Basic Question - Adding an on/off switch with wall wart power?

I'm building a project that will be powered by a wall wart, but I don't want it to be on at all times. I'd also prefer not to have to plug in the cord everytime I want to turn it on (I may even hide the cord inside a wall).

So - simple question: Is there a way to wire a SPST Push-On/Off switch to the arduino to shut it on and off?

I found this in another thread... would this work? Basically switching it from external to USB (and since the USB wouldn't be plugged in, it would essentially turn it off)? Or would it have to be a slide switch and not a SPST push-on/off?

Wire the common to the pin in the center of the header that has the jumper for USB or External power. Wire up one connection to the USB power power pin and one to the external power pin. Now you can flip the switch to use USB or external power or be off. I'm not sure but I think a three pin connector similar to the ones used on the board would allow you to solder to the connector and slide that onto the three pins on the board.

Or is there another way to essentially add a power switch to the Arduino board? Any help you can offer would be greatly appreciated.

(and since the USB wouldn't be plugged in, it would essentially turn it off)?

Yes, however the wall wart will still be powered and using energy even though nothing drawing power from it.

Ok, so pardon my noobness but I can’t seem to find which header it is on the Uno. Is it the three pin one to the left of the AC female plug? The SPST Push-On/Off only has two prongs, so would I need to get another type of switch, or how would I wire it up correctly?

I can't seem to find which header it is on the Uno

There is not one on the Uno, this was a version of the arduino they stopped making over three years ago.

The SPST Push-On/Off only has two prongs, so would I need to get another type of switch

No. Wire up the positive out of the wall wart to one prong, take the other prong and wire it to the Vin pin. Wire the negative from the wall wart to the ground pin of the arduino.

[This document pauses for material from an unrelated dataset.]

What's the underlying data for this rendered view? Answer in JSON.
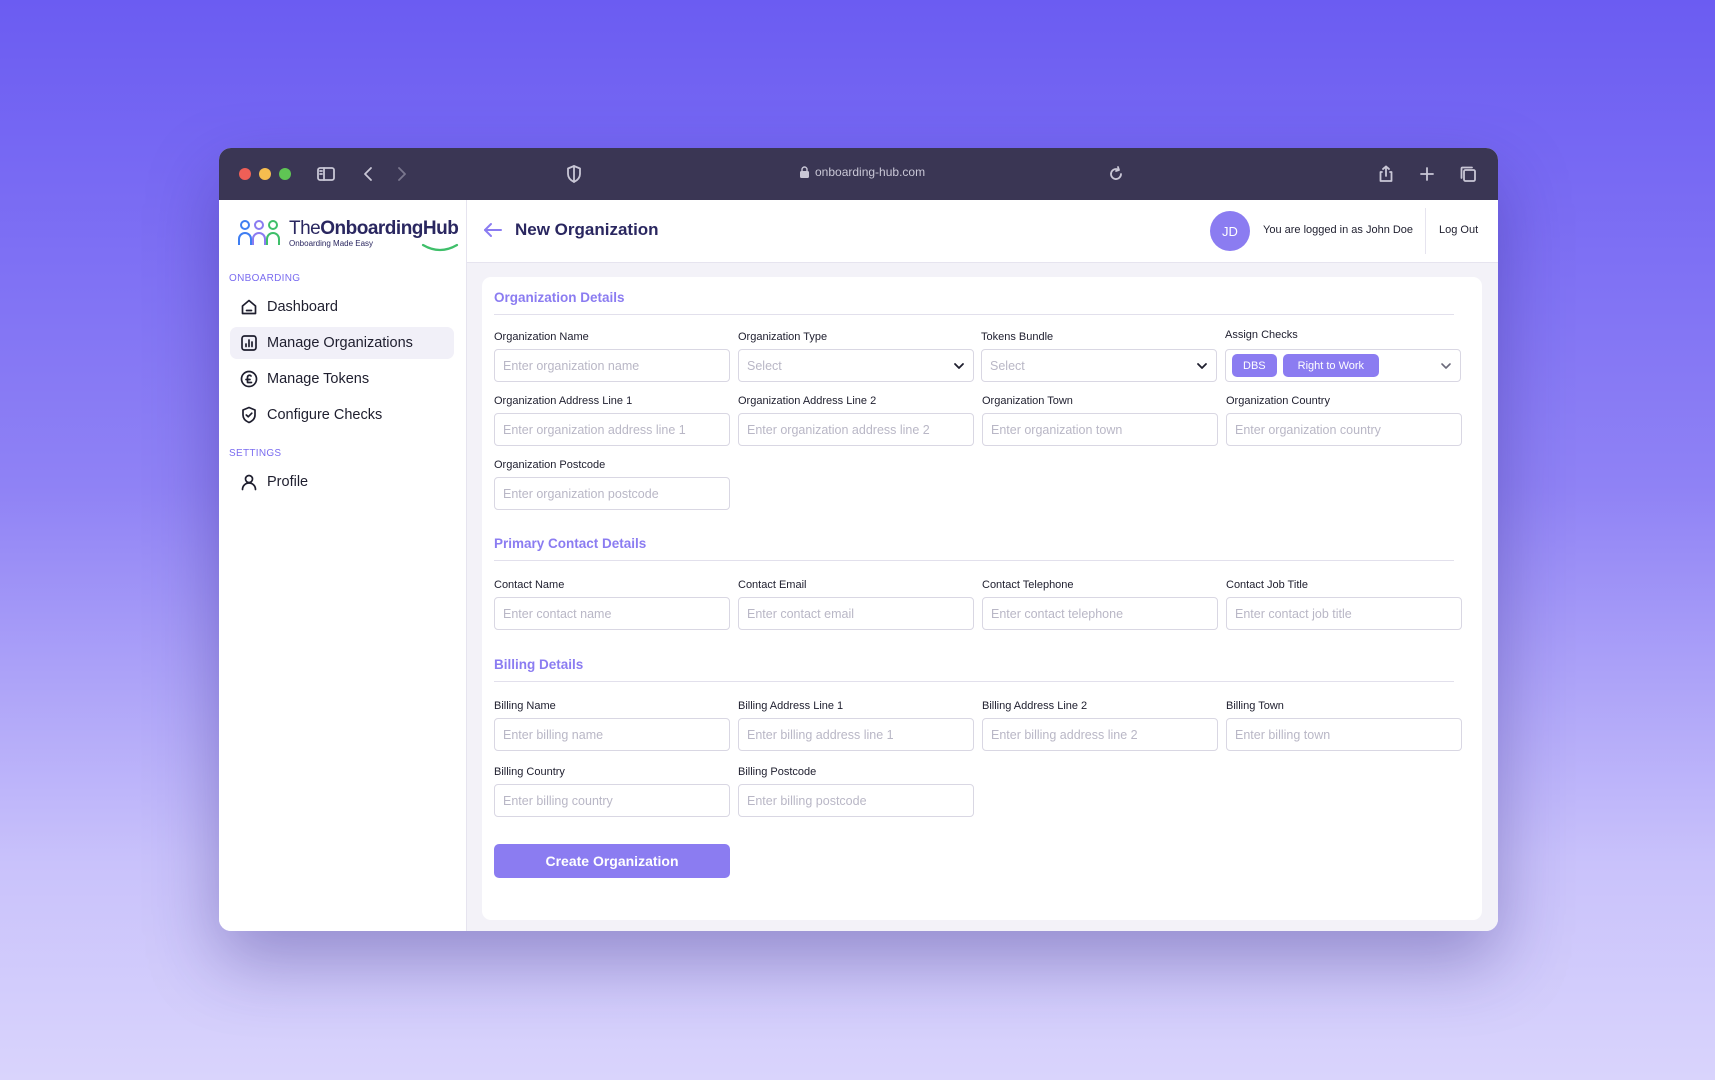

I'm building a project that will be powered by a wall wart, but I don't want it to be on at all times.

I'm surprised that Mike didn't point out that in much of the civilized world the power receptacles have switches.

Don